EXERCISE BRIEF:
For this exercise, reproduce each entry below exactly, excluding pictures.

THE DATA:
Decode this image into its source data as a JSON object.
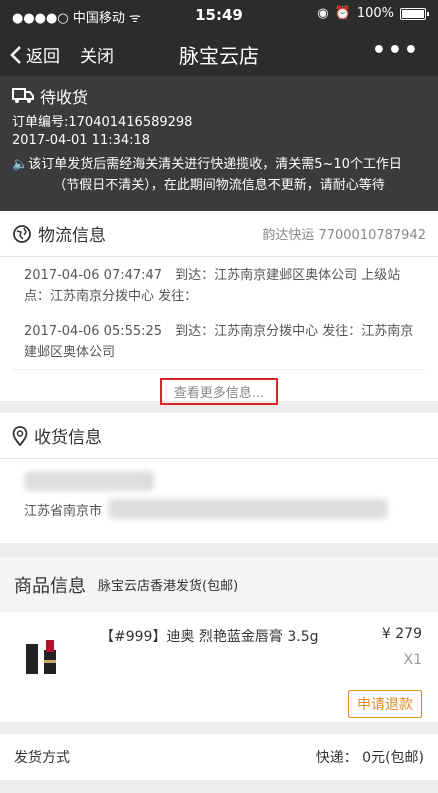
{
  "status_bar": {
    "carrier": "●●●●○ 中国移动 ᯤ",
    "time": "15:49",
    "battery": "100%"
  },
  "nav": {
    "back_label": "返回",
    "close_label": "关闭",
    "title": "脉宝云店",
    "more": "•••"
  },
  "order": {
    "status": "待收货",
    "number": "订单编号:170401416589298",
    "time": "2017-04-01 11:34:18",
    "notice_line1": "该订单发货后需经海关清关进行快递揽收，清关需5~10个工作日",
    "notice_line2": "（节假日不清关），在此期间物流信息不更新，请耐心等待"
  },
  "logistics": {
    "title": "物流信息",
    "carrier": "韵达快运 7700010787942",
    "entries": [
      {
        "text": "2017-04-06 07:47:47　到达：江苏南京建邺区奥体公司 上级站点：江苏南京分拨中心 发往："
      },
      {
        "text": "2017-04-06 05:55:25　到达：江苏南京分拨中心 发往：江苏南京建邺区奥体公司"
      }
    ],
    "more_label": "查看更多信息..."
  },
  "receiver": {
    "title": "收货信息",
    "address_prefix": "江苏省南京市"
  },
  "goods": {
    "title": "商品信息",
    "subtitle": "脉宝云店香港发货(包邮)",
    "name": "【#999】迪奥 烈艳蓝金唇膏 3.5g",
    "price": "¥ 279",
    "qty": "X1",
    "refund_label": "申请退款"
  },
  "shipping": {
    "label": "发货方式",
    "value": "快递：  0元(包邮)"
  }
}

REPLY TO THE TASK:
Decode this image into its source data as a JSON object.
{
  "status_bar": {
    "carrier": "●●●●○ 中国移动 ᯤ",
    "time": "15:49",
    "battery": "100%"
  },
  "nav": {
    "back_label": "返回",
    "close_label": "关闭",
    "title": "脉宝云店",
    "more": "•••"
  },
  "order": {
    "status": "待收货",
    "number": "订单编号:170401416589298",
    "time": "2017-04-01 11:34:18",
    "notice_line1": "该订单发货后需经海关清关进行快递揽收，清关需5~10个工作日",
    "notice_line2": "（节假日不清关），在此期间物流信息不更新，请耐心等待"
  },
  "logistics": {
    "title": "物流信息",
    "carrier": "韵达快运 7700010787942",
    "entries": [
      {
        "text": "2017-04-06 07:47:47　到达：江苏南京建邺区奥体公司 上级站点：江苏南京分拨中心 发往："
      },
      {
        "text": "2017-04-06 05:55:25　到达：江苏南京分拨中心 发往：江苏南京建邺区奥体公司"
      }
    ],
    "more_label": "查看更多信息..."
  },
  "receiver": {
    "title": "收货信息",
    "address_prefix": "江苏省南京市"
  },
  "goods": {
    "title": "商品信息",
    "subtitle": "脉宝云店香港发货(包邮)",
    "name": "【#999】迪奥 烈艳蓝金唇膏 3.5g",
    "price": "¥ 279",
    "qty": "X1",
    "refund_label": "申请退款"
  },
  "shipping": {
    "label": "发货方式",
    "value": "快递：  0元(包邮)"
  }
}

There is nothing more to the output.